§ **What is needed**
Tally how many lines in the data below include "Mesh", then please reply with only that figure.

§ **Extracted records**

*-*-*

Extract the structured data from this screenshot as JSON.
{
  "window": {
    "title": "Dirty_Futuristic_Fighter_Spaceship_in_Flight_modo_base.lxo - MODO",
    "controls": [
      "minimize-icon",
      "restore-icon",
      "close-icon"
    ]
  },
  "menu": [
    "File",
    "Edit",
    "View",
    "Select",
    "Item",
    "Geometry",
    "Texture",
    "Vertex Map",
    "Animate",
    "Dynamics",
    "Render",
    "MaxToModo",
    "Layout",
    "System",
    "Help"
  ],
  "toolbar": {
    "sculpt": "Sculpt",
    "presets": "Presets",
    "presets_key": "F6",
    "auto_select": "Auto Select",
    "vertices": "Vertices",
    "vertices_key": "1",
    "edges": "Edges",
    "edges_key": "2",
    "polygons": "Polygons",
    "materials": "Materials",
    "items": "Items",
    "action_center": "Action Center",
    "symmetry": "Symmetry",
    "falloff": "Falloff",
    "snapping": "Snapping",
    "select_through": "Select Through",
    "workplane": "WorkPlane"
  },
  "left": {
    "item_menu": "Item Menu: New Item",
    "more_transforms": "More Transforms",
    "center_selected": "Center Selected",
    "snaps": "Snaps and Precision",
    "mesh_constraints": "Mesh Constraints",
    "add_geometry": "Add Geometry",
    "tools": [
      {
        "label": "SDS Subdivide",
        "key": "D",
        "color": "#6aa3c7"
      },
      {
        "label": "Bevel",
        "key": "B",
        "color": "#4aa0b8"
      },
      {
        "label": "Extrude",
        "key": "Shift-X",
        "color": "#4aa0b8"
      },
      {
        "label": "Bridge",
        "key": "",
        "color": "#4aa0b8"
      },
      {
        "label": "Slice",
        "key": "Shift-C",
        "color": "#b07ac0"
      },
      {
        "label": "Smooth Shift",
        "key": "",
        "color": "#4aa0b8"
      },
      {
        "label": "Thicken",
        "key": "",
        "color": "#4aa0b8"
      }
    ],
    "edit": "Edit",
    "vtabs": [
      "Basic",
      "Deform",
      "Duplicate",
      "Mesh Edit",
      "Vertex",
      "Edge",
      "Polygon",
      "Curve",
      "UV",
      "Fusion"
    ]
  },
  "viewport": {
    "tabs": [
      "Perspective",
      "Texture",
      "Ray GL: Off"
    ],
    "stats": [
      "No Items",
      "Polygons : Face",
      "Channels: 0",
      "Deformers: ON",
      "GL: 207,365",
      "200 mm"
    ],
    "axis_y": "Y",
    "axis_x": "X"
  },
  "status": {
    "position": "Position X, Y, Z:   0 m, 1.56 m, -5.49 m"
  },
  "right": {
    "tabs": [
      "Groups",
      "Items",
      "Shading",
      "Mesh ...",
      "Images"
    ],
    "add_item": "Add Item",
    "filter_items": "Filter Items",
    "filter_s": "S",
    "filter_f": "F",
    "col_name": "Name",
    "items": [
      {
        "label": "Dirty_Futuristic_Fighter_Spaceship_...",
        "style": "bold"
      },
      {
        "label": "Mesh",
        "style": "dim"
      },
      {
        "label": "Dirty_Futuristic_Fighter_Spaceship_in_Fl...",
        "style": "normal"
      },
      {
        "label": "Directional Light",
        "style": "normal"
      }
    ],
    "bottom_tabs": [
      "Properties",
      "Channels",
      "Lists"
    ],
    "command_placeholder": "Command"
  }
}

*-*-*

§ **Written response**
4